<![CDATA[Online Learning Tools - Blog]]>Tue, 26 Jan 2016 14:56:11 -0800Weebly<![CDATA[A brief and sketchy history of technology in the classroom]]>Mon, 03 Dec 2012 20:16:30 GMThttp://oertools.weebly.com/blog/a-brief-and-sketchy-history-of-technology-in-the-classroom Picture
Teachers and technology have always had a strained relationship. Teachers’ reactions to the introduction of new technologies ranges from fear to skepticism. Really this is completely understandable because the history of technology in the classroom suggests one very clear pattern: technology is going to replace the classroom teacher! Consider the following:

In the early 1890’s Thomas Edison invents the motion picture. As film becomes readily available, more popular and easier to produce and distribute, educational experts begin to speculate. “Kids love movies,” they think. “We can put projectors in every classroom. Kids will sit for hours and watch movies. We can put all educational content on the films. It will revolutionize education. It will replace the classroom teacher!”

Of course, film did not replace the classroom teacher. But teachers are a bit worried by it.

In the 1920’s radio, or the ability to broadcast audio messages over wireless signals, became commercially viable. Soon radio was all the rage. People loved to listen to the radio for everything from news to entertainment. Educational experts began to speculate. “Kids love radio,” they said. “We can put radios in every classroom. Kids will sit and listen to the radio for hours. And this is different than film because now we can broadcast live information and prerecorded information. It will revolutionize education. It will replace the classroom teacher.

Of course, radio did not replace the classroom teacher. But now two new pieces of technology have been advocated for classroom use. And that use has not included the teacher. Teachers worry even more.

In the 1960’s and 1970’s Educational Television (ETV) is making great strides. States, South Carolina being one of them, begin to make enormous investments in ETV. “This,” think educational experts, “is it.” ETV will revolutionize education.
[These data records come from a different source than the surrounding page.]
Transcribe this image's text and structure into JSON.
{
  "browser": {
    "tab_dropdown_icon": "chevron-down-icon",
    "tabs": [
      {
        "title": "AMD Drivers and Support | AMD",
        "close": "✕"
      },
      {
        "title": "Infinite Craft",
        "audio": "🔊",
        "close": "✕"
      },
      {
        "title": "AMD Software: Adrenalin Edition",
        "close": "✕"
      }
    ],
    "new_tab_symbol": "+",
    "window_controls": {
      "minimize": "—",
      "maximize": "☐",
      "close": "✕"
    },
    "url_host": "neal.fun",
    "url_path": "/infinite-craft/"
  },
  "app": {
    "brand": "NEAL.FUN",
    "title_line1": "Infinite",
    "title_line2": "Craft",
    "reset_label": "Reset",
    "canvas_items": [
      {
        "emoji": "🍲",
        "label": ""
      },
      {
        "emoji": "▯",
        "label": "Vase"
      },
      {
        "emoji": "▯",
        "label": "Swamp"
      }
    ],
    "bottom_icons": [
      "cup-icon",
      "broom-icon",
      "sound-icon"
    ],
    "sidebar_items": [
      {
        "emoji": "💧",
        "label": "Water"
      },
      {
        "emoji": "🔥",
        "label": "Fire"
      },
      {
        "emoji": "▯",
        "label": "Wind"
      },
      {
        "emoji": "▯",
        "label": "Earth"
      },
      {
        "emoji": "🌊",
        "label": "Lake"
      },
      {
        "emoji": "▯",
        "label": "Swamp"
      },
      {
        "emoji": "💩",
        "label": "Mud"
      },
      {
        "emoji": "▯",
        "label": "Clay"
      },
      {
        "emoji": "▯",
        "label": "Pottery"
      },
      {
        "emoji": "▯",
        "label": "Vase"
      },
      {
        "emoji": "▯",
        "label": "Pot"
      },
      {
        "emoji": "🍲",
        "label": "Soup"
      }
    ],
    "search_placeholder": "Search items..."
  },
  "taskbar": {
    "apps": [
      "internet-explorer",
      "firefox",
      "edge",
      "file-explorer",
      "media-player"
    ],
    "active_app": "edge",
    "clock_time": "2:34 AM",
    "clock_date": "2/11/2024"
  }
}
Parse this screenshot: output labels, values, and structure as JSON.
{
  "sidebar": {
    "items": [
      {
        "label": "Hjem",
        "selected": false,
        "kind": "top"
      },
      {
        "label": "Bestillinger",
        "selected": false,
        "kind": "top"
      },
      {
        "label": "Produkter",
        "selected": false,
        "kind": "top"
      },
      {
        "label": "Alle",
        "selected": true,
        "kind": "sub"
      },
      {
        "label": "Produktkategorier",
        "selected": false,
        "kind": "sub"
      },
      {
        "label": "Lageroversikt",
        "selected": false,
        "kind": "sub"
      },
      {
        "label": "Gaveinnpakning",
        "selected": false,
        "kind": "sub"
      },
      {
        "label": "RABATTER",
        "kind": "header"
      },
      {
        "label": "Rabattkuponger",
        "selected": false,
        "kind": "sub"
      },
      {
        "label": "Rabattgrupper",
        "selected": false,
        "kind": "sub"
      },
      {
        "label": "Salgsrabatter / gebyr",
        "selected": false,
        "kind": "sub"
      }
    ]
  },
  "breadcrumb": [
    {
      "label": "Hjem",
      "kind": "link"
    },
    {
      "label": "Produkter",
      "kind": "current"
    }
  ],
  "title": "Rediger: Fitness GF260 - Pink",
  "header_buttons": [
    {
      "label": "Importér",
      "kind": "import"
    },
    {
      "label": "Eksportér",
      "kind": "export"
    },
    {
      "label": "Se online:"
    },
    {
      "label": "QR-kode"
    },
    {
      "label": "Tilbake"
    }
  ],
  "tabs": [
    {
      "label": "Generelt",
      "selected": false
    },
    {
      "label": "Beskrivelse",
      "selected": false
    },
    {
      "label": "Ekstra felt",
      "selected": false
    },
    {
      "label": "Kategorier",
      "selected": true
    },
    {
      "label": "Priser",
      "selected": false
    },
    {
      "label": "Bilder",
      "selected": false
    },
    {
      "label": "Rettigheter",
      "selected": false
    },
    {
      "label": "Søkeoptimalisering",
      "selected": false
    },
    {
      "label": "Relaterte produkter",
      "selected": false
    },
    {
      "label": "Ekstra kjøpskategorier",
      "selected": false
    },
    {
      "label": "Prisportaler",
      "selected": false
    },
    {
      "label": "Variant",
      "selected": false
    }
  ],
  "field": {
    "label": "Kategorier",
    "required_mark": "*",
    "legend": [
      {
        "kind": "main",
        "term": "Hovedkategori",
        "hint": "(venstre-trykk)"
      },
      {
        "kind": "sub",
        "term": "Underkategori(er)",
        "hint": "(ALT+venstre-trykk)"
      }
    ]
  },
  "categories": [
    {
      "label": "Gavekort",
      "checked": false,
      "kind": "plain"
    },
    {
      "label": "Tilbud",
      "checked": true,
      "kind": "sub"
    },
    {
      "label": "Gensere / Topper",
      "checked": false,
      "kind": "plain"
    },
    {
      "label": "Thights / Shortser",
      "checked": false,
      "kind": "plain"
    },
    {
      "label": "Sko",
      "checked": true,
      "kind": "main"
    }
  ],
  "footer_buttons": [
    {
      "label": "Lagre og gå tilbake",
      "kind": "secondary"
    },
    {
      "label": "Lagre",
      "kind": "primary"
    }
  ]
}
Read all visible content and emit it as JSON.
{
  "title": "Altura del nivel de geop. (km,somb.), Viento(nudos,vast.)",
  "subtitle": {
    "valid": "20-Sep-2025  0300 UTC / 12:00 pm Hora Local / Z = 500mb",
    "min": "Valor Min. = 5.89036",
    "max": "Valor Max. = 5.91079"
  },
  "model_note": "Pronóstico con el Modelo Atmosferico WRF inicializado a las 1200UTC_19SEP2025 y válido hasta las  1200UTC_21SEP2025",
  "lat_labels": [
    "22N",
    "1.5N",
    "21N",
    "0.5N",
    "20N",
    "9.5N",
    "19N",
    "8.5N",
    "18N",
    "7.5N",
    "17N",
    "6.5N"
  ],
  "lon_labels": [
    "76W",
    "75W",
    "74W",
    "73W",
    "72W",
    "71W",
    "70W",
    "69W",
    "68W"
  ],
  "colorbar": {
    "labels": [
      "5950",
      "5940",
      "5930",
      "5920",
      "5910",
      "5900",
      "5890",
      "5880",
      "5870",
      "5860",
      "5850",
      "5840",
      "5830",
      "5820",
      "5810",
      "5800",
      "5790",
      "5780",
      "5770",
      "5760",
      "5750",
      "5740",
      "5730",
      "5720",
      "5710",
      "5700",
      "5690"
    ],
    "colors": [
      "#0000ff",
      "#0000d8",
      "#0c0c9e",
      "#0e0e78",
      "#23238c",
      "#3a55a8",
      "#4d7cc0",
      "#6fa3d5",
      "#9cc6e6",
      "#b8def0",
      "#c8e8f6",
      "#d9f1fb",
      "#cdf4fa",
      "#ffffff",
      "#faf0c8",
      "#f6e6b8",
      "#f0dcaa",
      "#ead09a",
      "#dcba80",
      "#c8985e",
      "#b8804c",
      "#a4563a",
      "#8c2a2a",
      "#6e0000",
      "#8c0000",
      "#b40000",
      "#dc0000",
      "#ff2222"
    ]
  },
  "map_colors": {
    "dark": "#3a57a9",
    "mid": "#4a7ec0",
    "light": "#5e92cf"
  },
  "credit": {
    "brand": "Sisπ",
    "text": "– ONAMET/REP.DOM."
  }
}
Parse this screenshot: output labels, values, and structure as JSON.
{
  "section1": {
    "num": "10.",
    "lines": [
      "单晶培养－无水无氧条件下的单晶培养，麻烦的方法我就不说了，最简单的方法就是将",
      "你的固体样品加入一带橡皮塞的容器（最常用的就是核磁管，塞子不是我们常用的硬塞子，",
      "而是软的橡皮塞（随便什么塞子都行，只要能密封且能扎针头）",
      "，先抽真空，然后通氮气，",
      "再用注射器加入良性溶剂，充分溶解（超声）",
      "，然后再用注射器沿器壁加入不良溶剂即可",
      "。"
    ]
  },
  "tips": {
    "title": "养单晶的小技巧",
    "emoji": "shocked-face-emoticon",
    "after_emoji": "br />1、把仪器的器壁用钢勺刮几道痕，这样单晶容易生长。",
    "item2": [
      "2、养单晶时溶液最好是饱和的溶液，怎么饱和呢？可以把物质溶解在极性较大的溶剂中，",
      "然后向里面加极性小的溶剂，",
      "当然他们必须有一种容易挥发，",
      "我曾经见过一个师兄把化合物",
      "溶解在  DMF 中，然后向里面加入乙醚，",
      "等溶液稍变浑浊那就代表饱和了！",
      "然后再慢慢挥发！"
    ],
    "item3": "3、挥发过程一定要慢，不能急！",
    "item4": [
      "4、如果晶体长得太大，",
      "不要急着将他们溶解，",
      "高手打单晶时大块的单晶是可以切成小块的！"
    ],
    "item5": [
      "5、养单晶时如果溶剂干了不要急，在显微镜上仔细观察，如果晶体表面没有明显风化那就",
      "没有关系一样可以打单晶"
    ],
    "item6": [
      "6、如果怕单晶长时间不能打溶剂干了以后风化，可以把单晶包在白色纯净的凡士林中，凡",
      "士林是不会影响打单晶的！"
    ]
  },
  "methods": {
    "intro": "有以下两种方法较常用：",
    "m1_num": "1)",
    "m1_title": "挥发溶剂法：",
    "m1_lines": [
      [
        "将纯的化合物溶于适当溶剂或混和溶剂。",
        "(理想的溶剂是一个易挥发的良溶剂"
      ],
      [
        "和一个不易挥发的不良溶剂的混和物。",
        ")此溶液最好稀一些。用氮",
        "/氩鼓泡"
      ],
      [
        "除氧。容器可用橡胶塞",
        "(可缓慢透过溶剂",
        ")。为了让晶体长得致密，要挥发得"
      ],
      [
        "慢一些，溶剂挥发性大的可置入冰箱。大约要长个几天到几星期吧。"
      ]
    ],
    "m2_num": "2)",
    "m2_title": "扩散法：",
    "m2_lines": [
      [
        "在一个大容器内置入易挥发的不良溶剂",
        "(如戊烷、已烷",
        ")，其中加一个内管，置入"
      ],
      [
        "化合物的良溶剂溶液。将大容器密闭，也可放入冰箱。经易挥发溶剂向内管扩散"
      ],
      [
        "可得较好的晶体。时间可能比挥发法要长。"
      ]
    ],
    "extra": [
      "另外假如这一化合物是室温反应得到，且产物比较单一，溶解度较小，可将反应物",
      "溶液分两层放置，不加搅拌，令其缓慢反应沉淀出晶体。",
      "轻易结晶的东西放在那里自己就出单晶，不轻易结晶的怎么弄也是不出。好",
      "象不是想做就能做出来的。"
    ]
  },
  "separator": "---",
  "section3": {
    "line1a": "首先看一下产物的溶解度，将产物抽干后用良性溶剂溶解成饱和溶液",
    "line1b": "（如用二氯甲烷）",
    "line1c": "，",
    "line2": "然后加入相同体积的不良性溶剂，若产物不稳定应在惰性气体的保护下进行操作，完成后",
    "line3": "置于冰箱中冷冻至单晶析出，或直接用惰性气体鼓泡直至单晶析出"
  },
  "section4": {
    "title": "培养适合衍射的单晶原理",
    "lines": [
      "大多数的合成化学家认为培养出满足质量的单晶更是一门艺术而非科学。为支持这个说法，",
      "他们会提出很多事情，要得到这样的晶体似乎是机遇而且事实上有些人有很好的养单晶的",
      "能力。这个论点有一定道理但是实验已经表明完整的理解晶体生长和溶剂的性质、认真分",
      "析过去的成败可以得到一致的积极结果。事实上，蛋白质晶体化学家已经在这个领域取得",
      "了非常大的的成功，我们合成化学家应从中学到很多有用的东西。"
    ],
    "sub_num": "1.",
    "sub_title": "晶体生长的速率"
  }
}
Kids love TV, and they will love ETV. And this is,” educational experts stress, “a completely new technology. Much different than film or radio. This will revolutionize classroom learning. This will replace classroom teachers!

Of course, ETV did not replace classroom teachers. But now, we have a pattern. New technologies are introduced to education, and they keep talking about replacing teachers. This is not making teachers comfortable at all. 

I could go on. And on. There was computer-based education (CBE) in the 1980’s and that too was going to revolutionize education. But it didn’t. Interactive video disk in the 1990’s would REALLY revolutionize education, and replace classroom teachers. Except it did not. But the history of the introduction of technology into classrooms has made teachers nervous.

To be fair to the educational experts, I may have exaggerated their desire to replace classroom teachers. And, to their credit (and mine too, I suppose since I am educational expert dealing in technology) they did realize that technology would not replace the teacher. Technology, they rightfully posited, could be used to make good teachers better teachers. And that is about right from my perspective.

So as we move towards MOOCs and OERs we have to put them into historical context and perspective. Classrooms have always relied on a learned other to help students. At one point that learned other was responsible for providing all the knowledge that the students would encounter in the class room. But today there are many, many options for presenting information in a classroom. Finding and using OERs to help you reach your students is an excellent thing to do. Studying in a MOOC can help you gain new skills. And recommending MOOCs for your students can help keep them motivated and engaged in learning.